Saturday Sermon: Fighting the good fight
Though I am using the word loosely, some "battles" are fought and can be instantly won (i.e. passing tests at school, playing video games, solving a puzzle in the newspaper, or winning at a sporting event).
We generally occupy ourselves with these type of battles because they give us instantaneous gratification, and bring us a measure of pleasure and self-assurance.
Other battles are fought, however, which take a good while to be won (i.e. graduating from high school or college, getting a promotion at work, or entering into retirement).
We can see the need for fighting these kinds of battles because there is a significant achievement to be realized at the end, and once we have achieved this level, we can move on to other things, having won this battle in our lives.
There are still other battles, however, that are ongoing and we will never, in this life, completely win until we conquer them in death. These battles are often bitter and constant and daily efforts with which we must struggle on a regular basis.
These battles are a hard thing for our society to accept because we are so accustomed to, for instance, complex crimes being solved in a one-hour TV program, sporting events ending in just a few hours, etc. These battles are ongoing and are only won with the continued fighting of it. These are not battles that can be won, and never be fought again.
My point is this: We need to realize that living the Christian life is this latter kind of battle. If we realize and accept this truth, we will have a great weight lifted from our heart and soul.
The person who is constantly telling himself, "I've got to win today, today, today," will soon find himself hopelessly burned out in trying to achieve this task. Why? Because living the Christian life is only something that is won while we continue the struggle (as strange as that might sound).

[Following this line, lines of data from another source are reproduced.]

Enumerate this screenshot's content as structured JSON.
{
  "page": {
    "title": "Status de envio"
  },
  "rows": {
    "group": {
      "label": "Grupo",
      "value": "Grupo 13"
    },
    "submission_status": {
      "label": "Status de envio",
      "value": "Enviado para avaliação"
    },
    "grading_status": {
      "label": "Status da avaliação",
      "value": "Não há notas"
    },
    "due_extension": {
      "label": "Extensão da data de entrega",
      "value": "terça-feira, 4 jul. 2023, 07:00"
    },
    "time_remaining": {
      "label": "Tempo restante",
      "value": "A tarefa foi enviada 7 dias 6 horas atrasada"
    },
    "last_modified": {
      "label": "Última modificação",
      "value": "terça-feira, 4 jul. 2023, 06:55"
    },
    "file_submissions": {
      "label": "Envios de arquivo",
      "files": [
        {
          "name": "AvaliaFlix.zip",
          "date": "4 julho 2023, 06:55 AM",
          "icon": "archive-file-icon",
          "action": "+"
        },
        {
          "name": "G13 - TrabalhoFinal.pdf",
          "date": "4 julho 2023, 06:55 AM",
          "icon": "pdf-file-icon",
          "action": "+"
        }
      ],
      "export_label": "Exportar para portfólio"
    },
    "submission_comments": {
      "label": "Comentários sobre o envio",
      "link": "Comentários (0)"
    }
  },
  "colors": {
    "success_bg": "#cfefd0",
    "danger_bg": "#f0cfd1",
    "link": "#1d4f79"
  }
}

Paul told Timothy, "Fight the good fight of the faith" (1 Timothy 6:12) and "wage the good battle" (1 Timothy 1:18). It was a battle that Paul was only expecting Timothy to win by continuing to fight it. Life's battles continue in different forms and fashions. Difficulty is simply a part of human existence.
Therefore, we need to recognize that today we fight the battle - and that our victory is in our faith on a daily basis, and through this we will overcome these struggles, not in this life, but in the eternal life to come.
But for today, if we have struggled and supplied our best, then we have won. John writes, "For whosoever is born of God can overcome the world: and this is the victory that overcomes the world - even our faith" (1 John 5:4).
Shan Jackson if the pastor of Port Lavaca Church of Christ.